Mister Pauper’s story is part of Utah artist Jake Buntjer, one of the 55 new artists who appeared at the 2015 Utah Arts Festival. In his first arts festival exhibition, he also won one of the major awards which assures his return to next summer’s event.
Buntjer’s pathway toward becoming an artist is different than others in many respects but then not so much in others. “I had started in photography in college but then I dropped out,” he said in an interview last summer with The Utah Review. “I had started a family – with three children — when I was young and there were the pressures and doubts about the livelihood of being a photographer.
Art, however, emerged quickly as his soulful redeemer, especially as he welcomed the opportunities to use his art to tell stories. “Art allows us to discuss the things we normally cannot talk about politely,” he explained at the time. His works, which emerge from objects and discarded items he collects with relentless yet focused obsession, readily convey all sorts of meanings, often left freely to the viewer’s own interpretation. There is whimsy but there also is darkness in some of the cheekiness of the works. And, there can be the subtlest essence of pain, disappointment, loss and the struggle to be validated but, that again, is left more openly to one’s idiosyncratic interpretation.
“It is a weird draw to odd objects, especially dead ones that no longer are used for the function they were intended for,” he explained. “I collect everybody’s little throwaways, such as every screw and pipe section my grandpa collected. This is the lifeblood of materials for my workshop with wall-to-wall shelves packed with objects. But, I should stress that it’s organized chaos.”
For Skyler Chubak, the path from graffiti and chalk art to a contemporary appreciation for the art of American penmanship that originated in the earliest years of the country’s establishment is grounded in sound tradition.
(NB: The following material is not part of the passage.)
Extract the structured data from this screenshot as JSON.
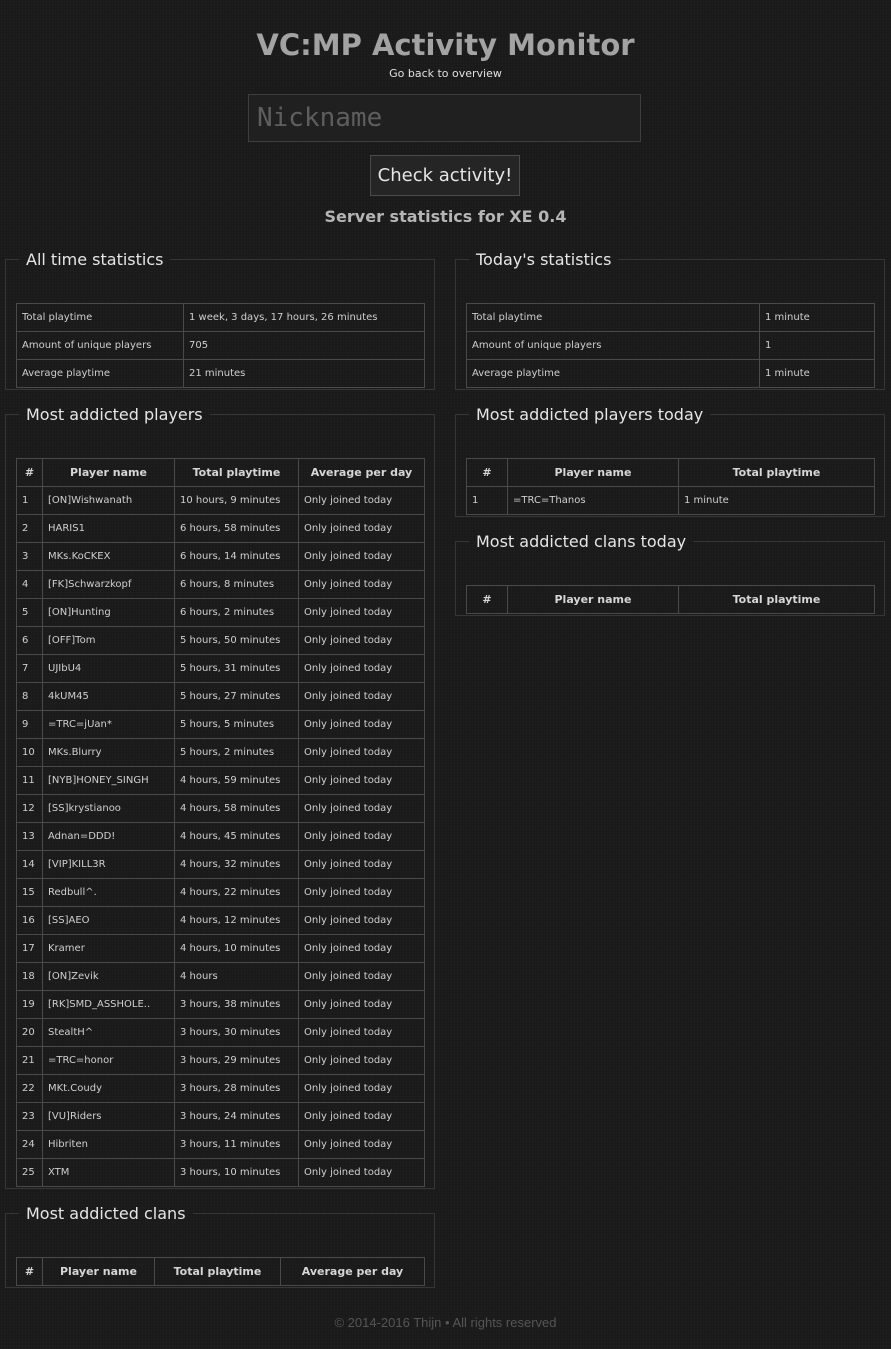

The art of fine penmanship was advocated as an essential feature of American democracy.
For the most part, he has been self-taught, displaying an impressively fierce discipline for practice and restless pursuit of perfection. Chubak, who is sincerely self-effacing about his skills as a calligraphic artist, compels the observer to see beautiful penmanship not as an anachronism nor just as a pleasant hobby to occupy free time. As with graffiti, it is a dynamic art emphasizing the essential and most important virtue of the American identity. Chubak’s year has been packed with commissions and ambitious independent projects are slated for the forthcoming period.Iit is heartening to see an artist of his generation, in which everybody is prominently defined by his or her unprecedented access to portable electronic and digital tools for communication, cultivate penmanship as a still-worthy archetype of intellectual pursuit and creative expression. Indeed, Chubak’s work is not only an unforgettably elegant, visual feast for the eyes but it also can convey purpose and important messages often more powerfully than the avalanche of marketing and advertising cliches to which we are continuously subjected.